Your task: Print every line of the records below exactly as it reads.

══════════

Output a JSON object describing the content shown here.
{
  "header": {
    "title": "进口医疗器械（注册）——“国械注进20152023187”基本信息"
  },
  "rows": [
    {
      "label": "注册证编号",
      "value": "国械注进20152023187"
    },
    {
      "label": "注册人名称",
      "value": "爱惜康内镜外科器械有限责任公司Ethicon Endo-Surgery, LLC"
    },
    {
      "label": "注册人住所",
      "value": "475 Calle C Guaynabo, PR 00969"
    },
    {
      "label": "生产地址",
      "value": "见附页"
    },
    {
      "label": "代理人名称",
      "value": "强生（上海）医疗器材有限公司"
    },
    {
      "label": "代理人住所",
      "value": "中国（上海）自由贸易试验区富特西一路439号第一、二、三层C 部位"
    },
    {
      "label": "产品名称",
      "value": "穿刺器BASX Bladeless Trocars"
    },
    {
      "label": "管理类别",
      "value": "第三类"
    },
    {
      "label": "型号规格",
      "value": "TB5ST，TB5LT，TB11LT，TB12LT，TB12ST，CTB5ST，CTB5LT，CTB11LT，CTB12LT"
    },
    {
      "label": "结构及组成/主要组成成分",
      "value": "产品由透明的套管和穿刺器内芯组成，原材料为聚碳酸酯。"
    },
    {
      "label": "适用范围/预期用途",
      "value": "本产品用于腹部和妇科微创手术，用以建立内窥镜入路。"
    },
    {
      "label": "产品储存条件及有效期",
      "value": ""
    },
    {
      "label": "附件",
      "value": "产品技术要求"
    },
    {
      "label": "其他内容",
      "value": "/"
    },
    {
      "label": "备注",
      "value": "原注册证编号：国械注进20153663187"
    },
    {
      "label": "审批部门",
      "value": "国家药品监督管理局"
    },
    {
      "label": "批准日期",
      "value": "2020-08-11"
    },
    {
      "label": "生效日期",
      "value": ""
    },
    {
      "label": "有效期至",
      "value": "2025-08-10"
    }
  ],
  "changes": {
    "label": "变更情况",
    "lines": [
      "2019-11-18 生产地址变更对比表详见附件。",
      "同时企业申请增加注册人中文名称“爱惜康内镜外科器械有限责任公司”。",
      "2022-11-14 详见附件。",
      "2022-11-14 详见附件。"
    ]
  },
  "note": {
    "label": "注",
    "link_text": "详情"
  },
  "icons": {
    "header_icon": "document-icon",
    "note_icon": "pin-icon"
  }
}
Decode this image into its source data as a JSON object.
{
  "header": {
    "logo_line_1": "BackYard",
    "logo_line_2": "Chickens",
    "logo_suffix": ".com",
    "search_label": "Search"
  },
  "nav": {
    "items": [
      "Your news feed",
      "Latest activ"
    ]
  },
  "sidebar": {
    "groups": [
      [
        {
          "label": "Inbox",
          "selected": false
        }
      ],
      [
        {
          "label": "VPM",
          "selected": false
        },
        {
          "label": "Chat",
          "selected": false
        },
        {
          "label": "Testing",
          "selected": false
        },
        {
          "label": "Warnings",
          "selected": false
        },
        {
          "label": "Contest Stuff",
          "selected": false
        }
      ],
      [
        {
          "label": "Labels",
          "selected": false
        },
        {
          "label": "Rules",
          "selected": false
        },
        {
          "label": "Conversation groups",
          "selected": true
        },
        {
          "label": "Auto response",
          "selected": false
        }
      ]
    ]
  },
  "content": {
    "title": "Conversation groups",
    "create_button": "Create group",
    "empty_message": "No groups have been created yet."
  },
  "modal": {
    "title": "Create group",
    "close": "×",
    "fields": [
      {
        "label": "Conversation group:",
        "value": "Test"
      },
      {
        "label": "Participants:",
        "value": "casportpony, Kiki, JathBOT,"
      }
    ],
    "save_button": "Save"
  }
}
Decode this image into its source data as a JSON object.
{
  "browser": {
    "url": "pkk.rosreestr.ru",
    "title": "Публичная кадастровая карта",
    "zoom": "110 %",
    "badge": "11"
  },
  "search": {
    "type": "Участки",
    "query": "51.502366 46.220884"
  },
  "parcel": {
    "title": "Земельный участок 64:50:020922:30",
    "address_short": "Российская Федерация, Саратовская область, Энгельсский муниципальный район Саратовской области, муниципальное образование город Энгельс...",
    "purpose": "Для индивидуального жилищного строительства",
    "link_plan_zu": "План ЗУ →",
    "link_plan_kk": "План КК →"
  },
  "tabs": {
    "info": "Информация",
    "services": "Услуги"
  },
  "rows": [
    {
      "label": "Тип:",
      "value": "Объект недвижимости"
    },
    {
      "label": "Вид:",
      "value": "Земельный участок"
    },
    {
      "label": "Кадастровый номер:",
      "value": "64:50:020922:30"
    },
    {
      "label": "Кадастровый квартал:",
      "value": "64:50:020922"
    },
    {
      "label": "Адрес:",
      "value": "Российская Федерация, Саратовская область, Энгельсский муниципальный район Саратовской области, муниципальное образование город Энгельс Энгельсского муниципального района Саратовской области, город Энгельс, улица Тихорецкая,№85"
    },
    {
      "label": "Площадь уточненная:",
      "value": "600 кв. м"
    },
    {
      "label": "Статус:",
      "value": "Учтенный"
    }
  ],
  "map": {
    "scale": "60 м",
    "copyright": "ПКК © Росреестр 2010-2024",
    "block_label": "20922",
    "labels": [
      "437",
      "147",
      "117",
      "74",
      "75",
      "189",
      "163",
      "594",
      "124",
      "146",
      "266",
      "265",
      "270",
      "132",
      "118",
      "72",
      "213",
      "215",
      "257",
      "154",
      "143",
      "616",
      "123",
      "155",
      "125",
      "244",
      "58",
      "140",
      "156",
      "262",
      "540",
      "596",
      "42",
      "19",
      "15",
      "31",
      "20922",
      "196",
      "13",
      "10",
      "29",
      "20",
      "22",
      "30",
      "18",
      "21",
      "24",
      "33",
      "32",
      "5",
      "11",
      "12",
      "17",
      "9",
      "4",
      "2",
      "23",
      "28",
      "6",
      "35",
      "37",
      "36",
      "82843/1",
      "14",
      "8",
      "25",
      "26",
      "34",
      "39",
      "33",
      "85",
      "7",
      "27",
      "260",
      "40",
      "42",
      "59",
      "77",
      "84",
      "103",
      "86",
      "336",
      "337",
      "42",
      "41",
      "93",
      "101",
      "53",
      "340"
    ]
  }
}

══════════

Response area:
Output a JSON object describing the content shown here.
{
  "header": {
    "title": "进口医疗器械（注册）——“国械注进20152023187”基本信息"
  },
  "rows": [
    {
      "label": "注册证编号",
      "value": "国械注进20152023187"
    },
    {
      "label": "注册人名称",
      "value": "爱惜康内镜外科器械有限责任公司Ethicon Endo-Surgery, LLC"
    },
    {
      "label": "注册人住所",
      "value": "475 Calle C Guaynabo, PR 00969"
    },
    {
      "label": "生产地址",
      "value": "见附页"
    },
    {
      "label": "代理人名称",
      "value": "强生（上海）医疗器材有限公司"
    },
    {
      "label": "代理人住所",
      "value": "中国（上海）自由贸易试验区富特西一路439号第一、二、三层C 部位"
    },
    {
      "label": "产品名称",
      "value": "穿刺器BASX Bladeless Trocars"
    },
    {
      "label": "管理类别",
      "value": "第三类"
    },
    {
      "label": "型号规格",
      "value": "TB5ST，TB5LT，TB11LT，TB12LT，TB12ST，CTB5ST，CTB5LT，CTB11LT，CTB12LT"
    },
    {
      "label": "结构及组成/主要组成成分",
      "value": "产品由透明的套管和穿刺器内芯组成，原材料为聚碳酸酯。"
    },
    {
      "label": "适用范围/预期用途",
      "value": "本产品用于腹部和妇科微创手术，用以建立内窥镜入路。"
    },
    {
      "label": "产品储存条件及有效期",
      "value": ""
    },
    {
      "label": "附件",
      "value": "产品技术要求"
    },
    {
      "label": "其他内容",
      "value": "/"
    },
    {
      "label": "备注",
      "value": "原注册证编号：国械注进20153663187"
    },
    {
      "label": "审批部门",
      "value": "国家药品监督管理局"
    },
    {
      "label": "批准日期",
      "value": "2020-08-11"
    },
    {
      "label": "生效日期",
      "value": ""
    },
    {
      "label": "有效期至",
      "value": "2025-08-10"
    }
  ],
  "changes": {
    "label": "变更情况",
    "lines": [
      "2019-11-18 生产地址变更对比表详见附件。",
      "同时企业申请增加注册人中文名称“爱惜康内镜外科器械有限责任公司”。",
      "2022-11-14 详见附件。",
      "2022-11-14 详见附件。"
    ]
  },
  "note": {
    "label": "注",
    "link_text": "详情"
  },
  "icons": {
    "header_icon": "document-icon",
    "note_icon": "pin-icon"
  }
}
Decode this image into its source data as a JSON object.
{
  "header": {
    "logo_line_1": "BackYard",
    "logo_line_2": "Chickens",
    "logo_suffix": ".com",
    "search_label": "Search"
  },
  "nav": {
    "items": [
      "Your news feed",
      "Latest activ"
    ]
  },
  "sidebar": {
    "groups": [
      [
        {
          "label": "Inbox",
          "selected": false
        }
      ],
      [
        {
          "label": "VPM",
          "selected": false
        },
        {
          "label": "Chat",
          "selected": false
        },
        {
          "label": "Testing",
          "selected": false
        },
        {
          "label": "Warnings",
          "selected": false
        },
        {
          "label": "Contest Stuff",
          "selected": false
        }
      ],
      [
        {
          "label": "Labels",
          "selected": false
        },
        {
          "label": "Rules",
          "selected": false
        },
        {
          "label": "Conversation groups",
          "selected": true
        },
        {
          "label": "Auto response",
          "selected": false
        }
      ]
    ]
  },
  "content": {
    "title": "Conversation groups",
    "create_button": "Create group",
    "empty_message": "No groups have been created yet."
  },
  "modal": {
    "title": "Create group",
    "close": "×",
    "fields": [
      {
        "label": "Conversation group:",
        "value": "Test"
      },
      {
        "label": "Participants:",
        "value": "casportpony, Kiki, JathBOT,"
      }
    ],
    "save_button": "Save"
  }
}
Decode this image into its source data as a JSON object.
{
  "browser": {
    "url": "pkk.rosreestr.ru",
    "title": "Публичная кадастровая карта",
    "zoom": "110 %",
    "badge": "11"
  },
  "search": {
    "type": "Участки",
    "query": "51.502366 46.220884"
  },
  "parcel": {
    "title": "Земельный участок 64:50:020922:30",
    "address_short": "Российская Федерация, Саратовская область, Энгельсский муниципальный район Саратовской области, муниципальное образование город Энгельс...",
    "purpose": "Для индивидуального жилищного строительства",
    "link_plan_zu": "План ЗУ →",
    "link_plan_kk": "План КК →"
  },
  "tabs": {
    "info": "Информация",
    "services": "Услуги"
  },
  "rows": [
    {
      "label": "Тип:",
      "value": "Объект недвижимости"
    },
    {
      "label": "Вид:",
      "value": "Земельный участок"
    },
    {
      "label": "Кадастровый номер:",
      "value": "64:50:020922:30"
    },
    {
      "label": "Кадастровый квартал:",
      "value": "64:50:020922"
    },
    {
      "label": "Адрес:",
      "value": "Российская Федерация, Саратовская область, Энгельсский муниципальный район Саратовской области, муниципальное образование город Энгельс Энгельсского муниципального района Саратовской области, город Энгельс, улица Тихорецкая,№85"
    },
    {
      "label": "Площадь уточненная:",
      "value": "600 кв. м"
    },
    {
      "label": "Статус:",
      "value": "Учтенный"
    }
  ],
  "map": {
    "scale": "60 м",
    "copyright": "ПКК © Росреестр 2010-2024",
    "block_label": "20922",
    "labels": [
      "437",
      "147",
      "117",
      "74",
      "75",
      "189",
      "163",
      "594",
      "124",
      "146",
      "266",
      "265",
      "270",
      "132",
      "118",
      "72",
      "213",
      "215",
      "257",
      "154",
      "143",
      "616",
      "123",
      "155",
      "125",
      "244",
      "58",
      "140",
      "156",
      "262",
      "540",
      "596",
      "42",
      "19",
      "15",
      "31",
      "20922",
      "196",
      "13",
      "10",
      "29",
      "20",
      "22",
      "30",
      "18",
      "21",
      "24",
      "33",
      "32",
      "5",
      "11",
      "12",
      "17",
      "9",
      "4",
      "2",
      "23",
      "28",
      "6",
      "35",
      "37",
      "36",
      "82843/1",
      "14",
      "8",
      "25",
      "26",
      "34",
      "39",
      "33",
      "85",
      "7",
      "27",
      "260",
      "40",
      "42",
      "59",
      "77",
      "84",
      "103",
      "86",
      "336",
      "337",
      "42",
      "41",
      "93",
      "101",
      "53",
      "340"
    ]
  }
}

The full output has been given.